Goal of the exercise.
The answer must be every line from the entries below that contains "with".

Materials provided.
┄┄┄┄┄┄┄┄┄┄┄┄┄┄┄┄┄┄┄┄

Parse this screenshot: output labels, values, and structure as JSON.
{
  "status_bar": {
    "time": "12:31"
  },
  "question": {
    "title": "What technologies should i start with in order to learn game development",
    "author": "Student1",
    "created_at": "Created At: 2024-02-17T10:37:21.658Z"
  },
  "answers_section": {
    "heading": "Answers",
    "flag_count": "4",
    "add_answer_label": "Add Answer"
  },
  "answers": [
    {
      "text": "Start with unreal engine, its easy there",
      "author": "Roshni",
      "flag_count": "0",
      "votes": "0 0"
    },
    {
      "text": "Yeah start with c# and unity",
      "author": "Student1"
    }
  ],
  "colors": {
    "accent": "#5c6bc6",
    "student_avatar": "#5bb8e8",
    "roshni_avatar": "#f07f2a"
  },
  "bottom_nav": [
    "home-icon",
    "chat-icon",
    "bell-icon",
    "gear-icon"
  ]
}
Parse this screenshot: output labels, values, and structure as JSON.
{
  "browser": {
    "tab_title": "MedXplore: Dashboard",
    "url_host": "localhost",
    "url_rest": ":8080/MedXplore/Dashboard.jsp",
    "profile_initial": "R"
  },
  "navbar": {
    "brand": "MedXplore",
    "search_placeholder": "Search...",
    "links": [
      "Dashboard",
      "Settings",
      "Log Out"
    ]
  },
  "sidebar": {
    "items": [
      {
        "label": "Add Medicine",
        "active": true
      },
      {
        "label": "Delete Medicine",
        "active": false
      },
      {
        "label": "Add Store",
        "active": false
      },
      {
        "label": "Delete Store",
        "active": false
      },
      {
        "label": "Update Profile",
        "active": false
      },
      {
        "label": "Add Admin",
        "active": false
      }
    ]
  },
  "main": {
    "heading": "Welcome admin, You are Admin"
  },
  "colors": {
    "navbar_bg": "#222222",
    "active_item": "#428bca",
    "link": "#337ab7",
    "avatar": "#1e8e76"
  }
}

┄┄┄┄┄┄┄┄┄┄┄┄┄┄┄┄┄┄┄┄

Problem solution.
    "title": "What technologies should i start with in order to learn game development",
      "text": "Start with unreal engine, its easy there",
      "text": "Yeah start with c# and unity",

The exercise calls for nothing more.